Improbably, they stunk worse on this Sunday – when the world was watching. Now they go on the road to play New Orleans, followed by J.J. Watt and Houston.

There was so much eagerness for this game, both here and in Nashville. There was a sense that a lot would be revealed, and that those on the field would remember it for a long time. There is still that possibility, and yet the reality has gone far away from what was imagined – on both sides. Mariota made history Sunday, and when he was asked if this went better than he expected, he struggled for the humble thing to say and then let a breath out. "Yes," he finally said. Inside the locker room, Douglas said he wanted to get Mariota's jersey, for posterity.

On the other side, another sort of history was made. This was one of the most disappointing losses in memory for a franchise that once went winless in a season. The road seems interminably long now for the Bucs, even with the quarterback they wanted more than anyone else available – more than the guy who sliced them up here Sunday.

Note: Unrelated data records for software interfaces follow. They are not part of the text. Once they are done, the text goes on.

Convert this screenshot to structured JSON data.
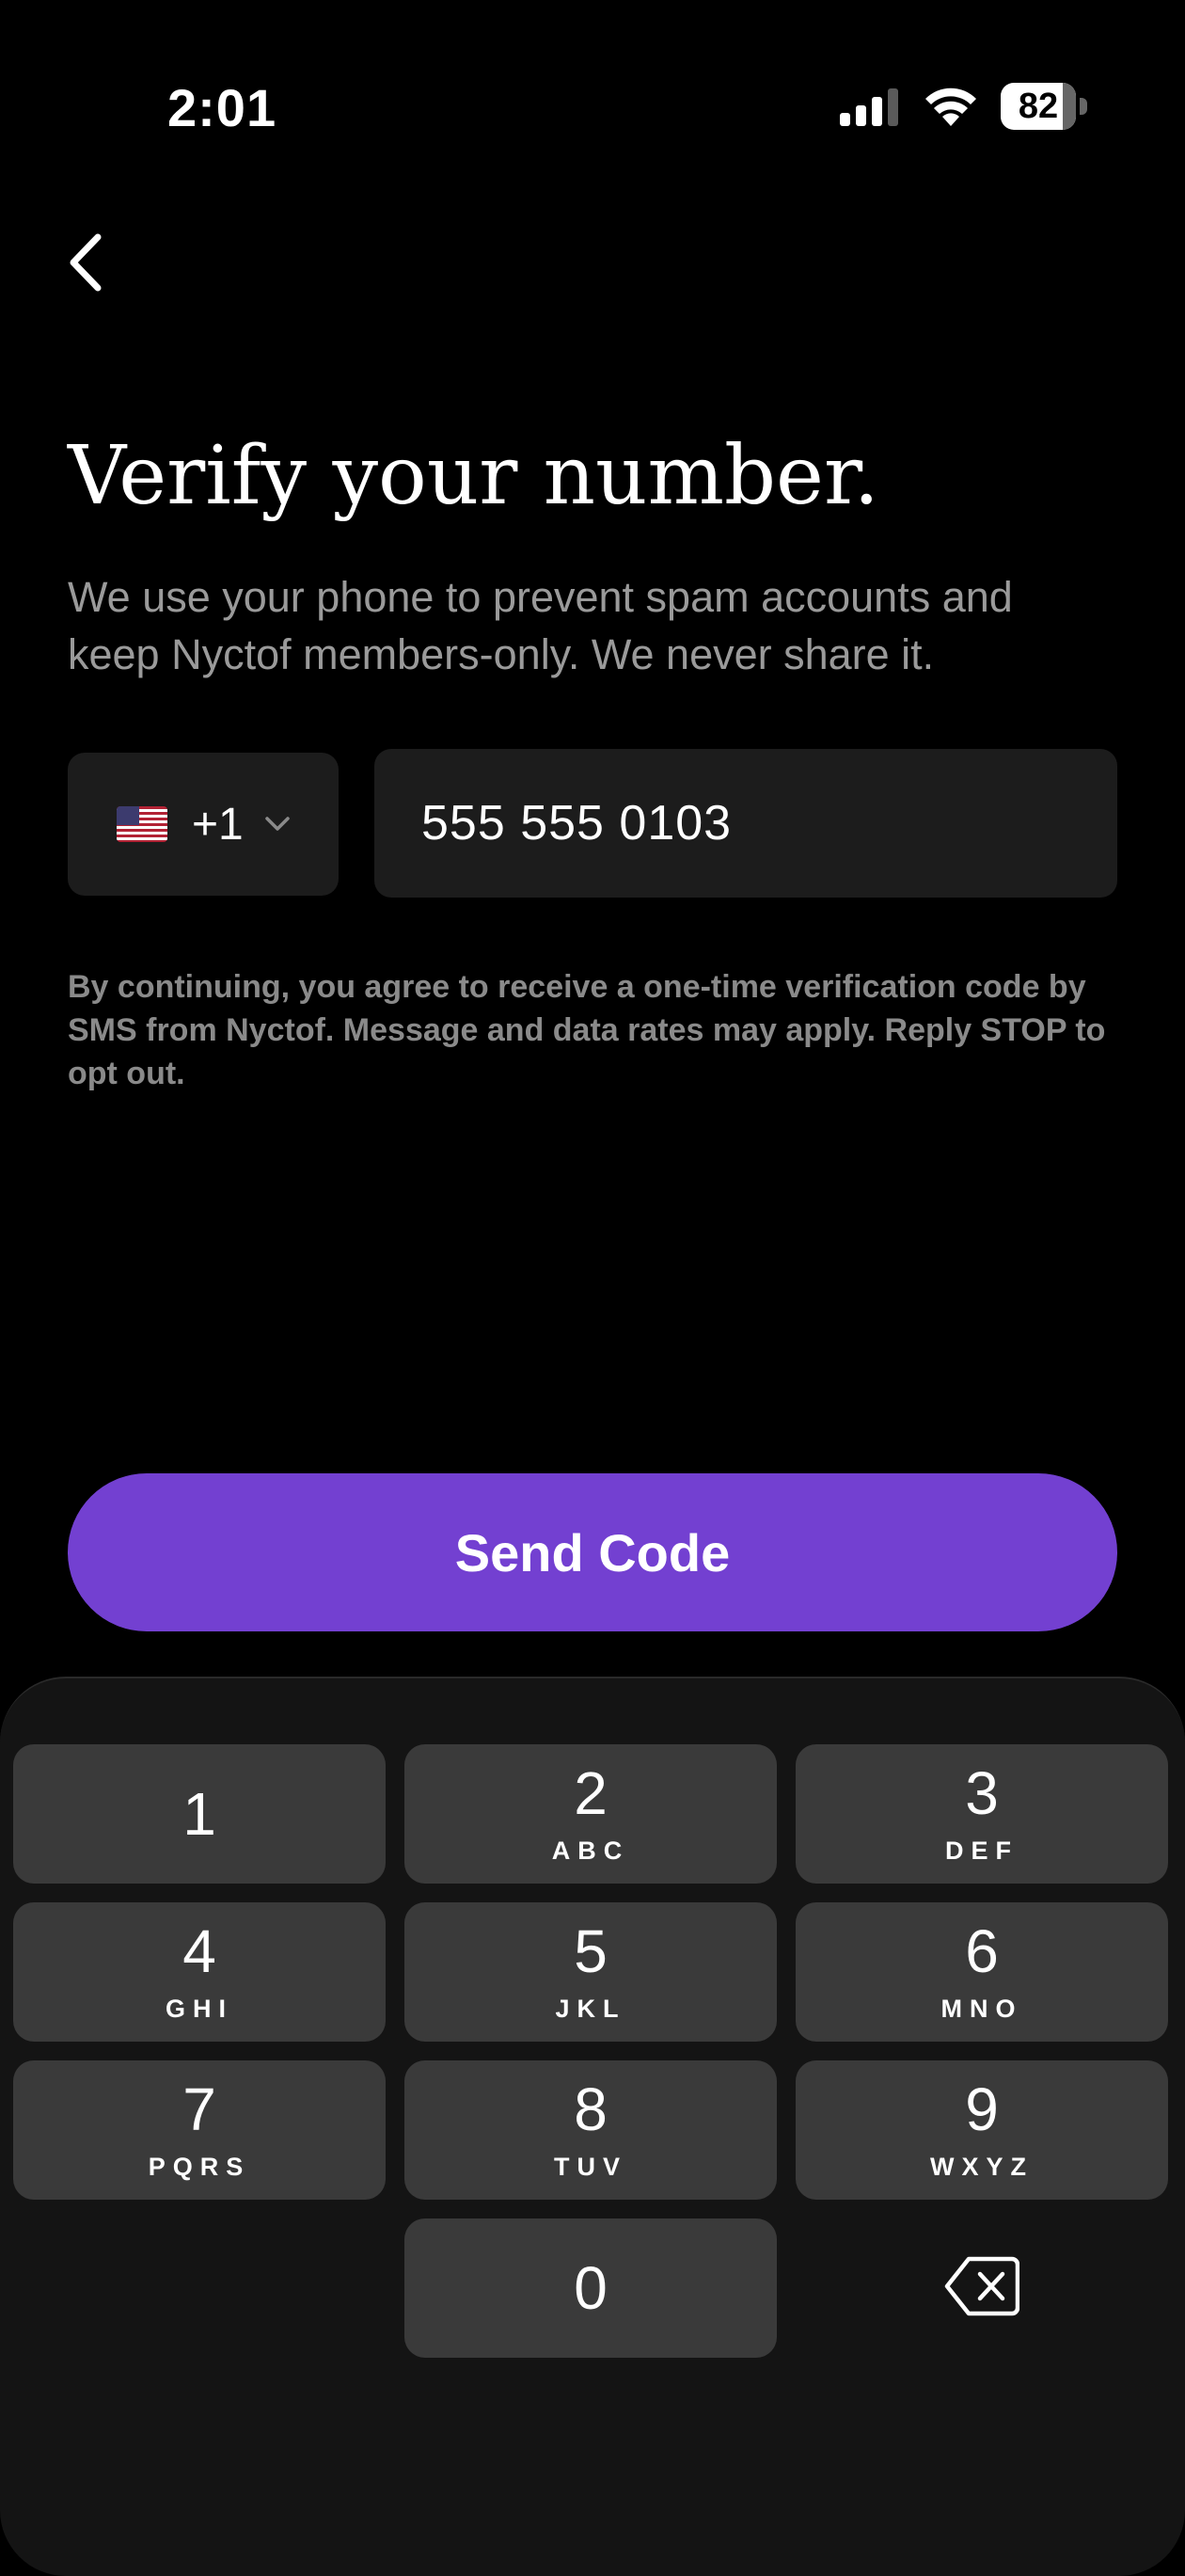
{
  "status_bar": {
    "time": "2:01",
    "battery": "82"
  },
  "header": {
    "title": "Verify your number.",
    "subtitle": "We use your phone to prevent spam accounts and keep Nyctof members-only. We never share it."
  },
  "country": {
    "flag": "us-flag-icon",
    "code": "+1"
  },
  "phone": {
    "value": "555 555 0103"
  },
  "legal": "By continuing, you agree to receive a one-time verification code by SMS from Nyctof. Message and data rates may apply. Reply STOP to opt out.",
  "send_button": {
    "label": "Send Code",
    "color": "#7340d1"
  },
  "keypad": {
    "keys": [
      {
        "num": "1",
        "letters": ""
      },
      {
        "num": "2",
        "letters": "ABC"
      },
      {
        "num": "3",
        "letters": "DEF"
      },
      {
        "num": "4",
        "letters": "GHI"
      },
      {
        "num": "5",
        "letters": "JKL"
      },
      {
        "num": "6",
        "letters": "MNO"
      },
      {
        "num": "7",
        "letters": "PQRS"
      },
      {
        "num": "8",
        "letters": "TUV"
      },
      {
        "num": "9",
        "letters": "WXYZ"
      },
      {
        "num": "0",
        "letters": ""
      }
    ],
    "delete_icon": "backspace-icon"
  }
}
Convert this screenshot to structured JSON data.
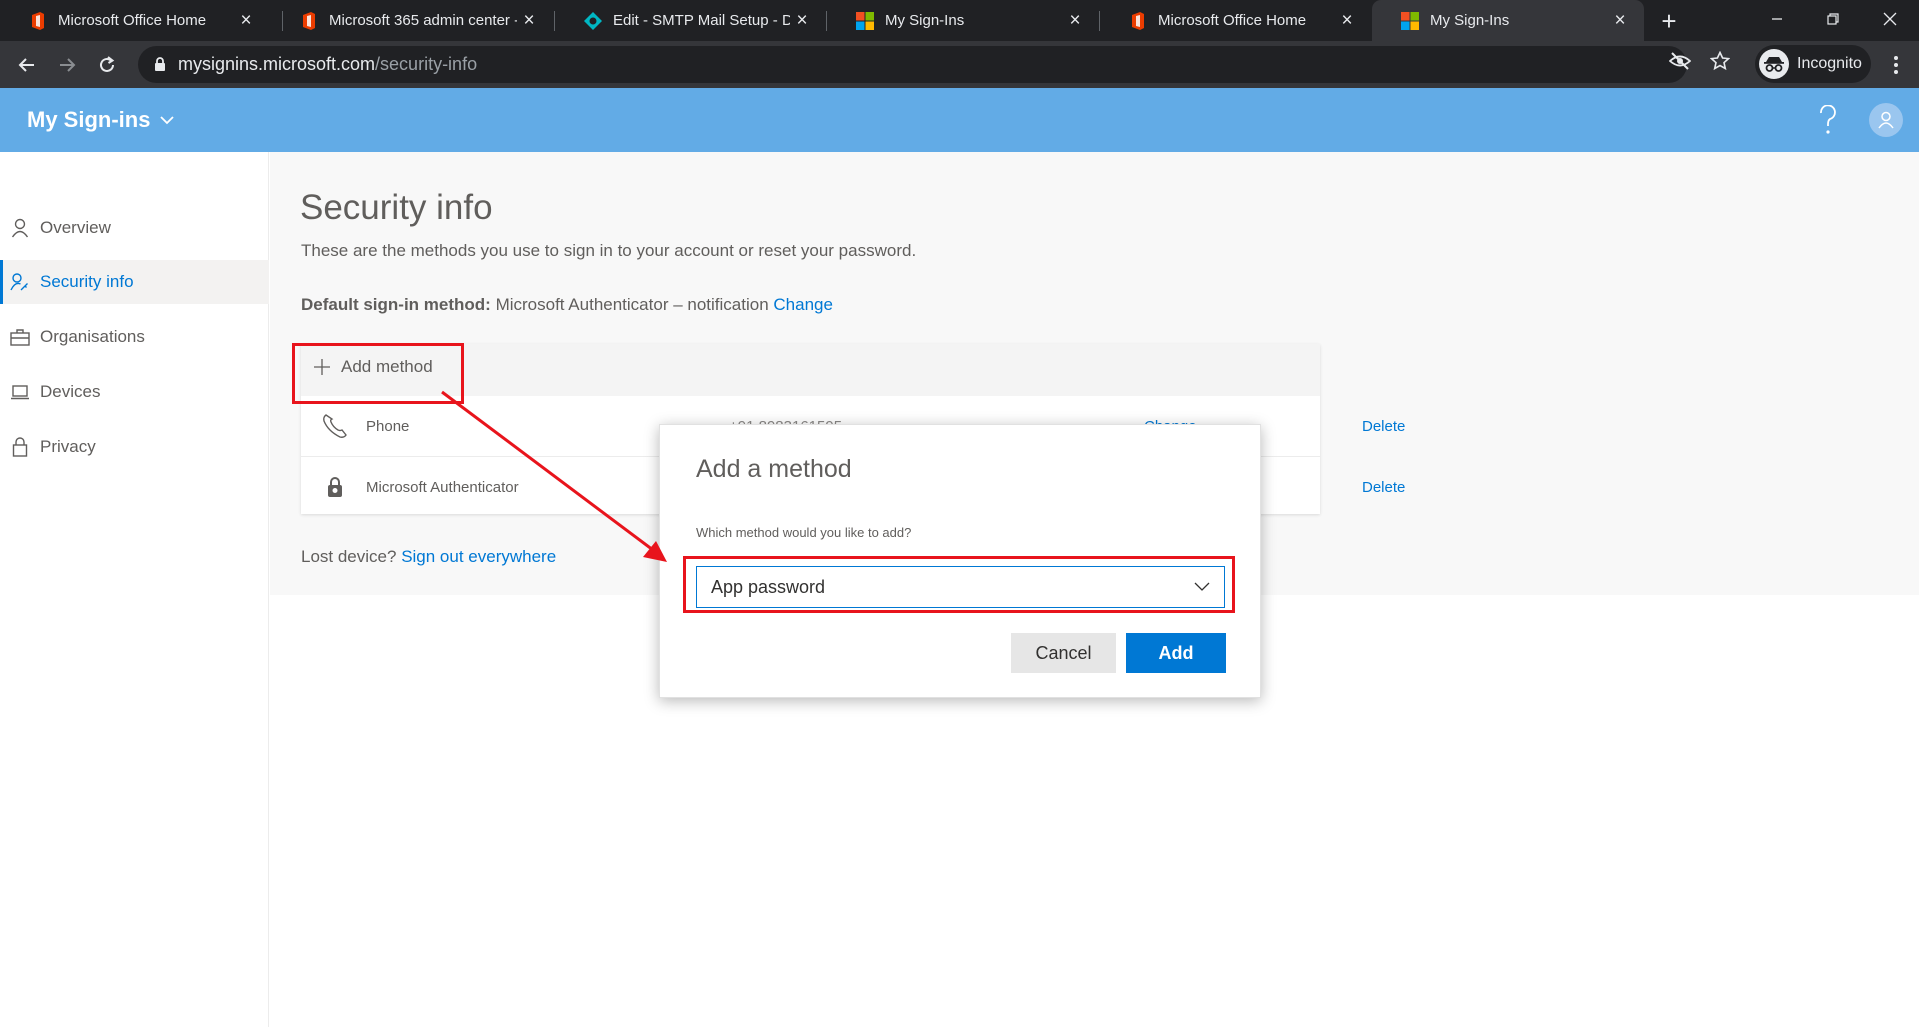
{
  "browser": {
    "tabs": [
      {
        "title": "Microsoft Office Home",
        "favicon": "office-icon",
        "active": false
      },
      {
        "title": "Microsoft 365 admin center -",
        "favicon": "office-icon",
        "active": false
      },
      {
        "title": "Edit - SMTP Mail Setup - Dyn",
        "favicon": "dynamics-icon",
        "active": false
      },
      {
        "title": "My Sign-Ins",
        "favicon": "microsoft-logo-icon",
        "active": false
      },
      {
        "title": "Microsoft Office Home",
        "favicon": "office-icon",
        "active": false
      },
      {
        "title": "My Sign-Ins",
        "favicon": "microsoft-logo-icon",
        "active": true
      }
    ],
    "url_host": "mysignins.microsoft.com",
    "url_path": "/security-info",
    "profile_label": "Incognito"
  },
  "header": {
    "app_title": "My Sign-ins"
  },
  "sidebar": {
    "items": [
      {
        "label": "Overview",
        "icon": "person-icon",
        "selected": false
      },
      {
        "label": "Security info",
        "icon": "person-key-icon",
        "selected": true
      },
      {
        "label": "Organisations",
        "icon": "briefcase-icon",
        "selected": false
      },
      {
        "label": "Devices",
        "icon": "laptop-icon",
        "selected": false
      },
      {
        "label": "Privacy",
        "icon": "lock-icon",
        "selected": false
      }
    ]
  },
  "main": {
    "title": "Security info",
    "description": "These are the methods you use to sign in to your account or reset your password.",
    "default_label": "Default sign-in method:",
    "default_value": "Microsoft Authenticator – notification",
    "default_change": "Change",
    "add_method_label": "Add method",
    "methods": [
      {
        "name": "Phone",
        "icon": "phone-icon",
        "value": "+91 8983161595",
        "change": "Change",
        "delete": "Delete"
      },
      {
        "name": "Microsoft Authenticator",
        "icon": "authenticator-icon",
        "delete": "Delete"
      }
    ],
    "lost_device_text": "Lost device?",
    "sign_out_link": "Sign out everywhere"
  },
  "dialog": {
    "title": "Add a method",
    "question": "Which method would you like to add?",
    "selected_option": "App password",
    "cancel_label": "Cancel",
    "add_label": "Add"
  },
  "colors": {
    "header_blue": "#62abe6",
    "accent_blue": "#0078d4",
    "annotation_red": "#e8141c",
    "chrome_dark": "#202124"
  }
}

The road is long for the Titans, too. That is for sure. But on this important date, it seems fairly sure they have chosen the right one.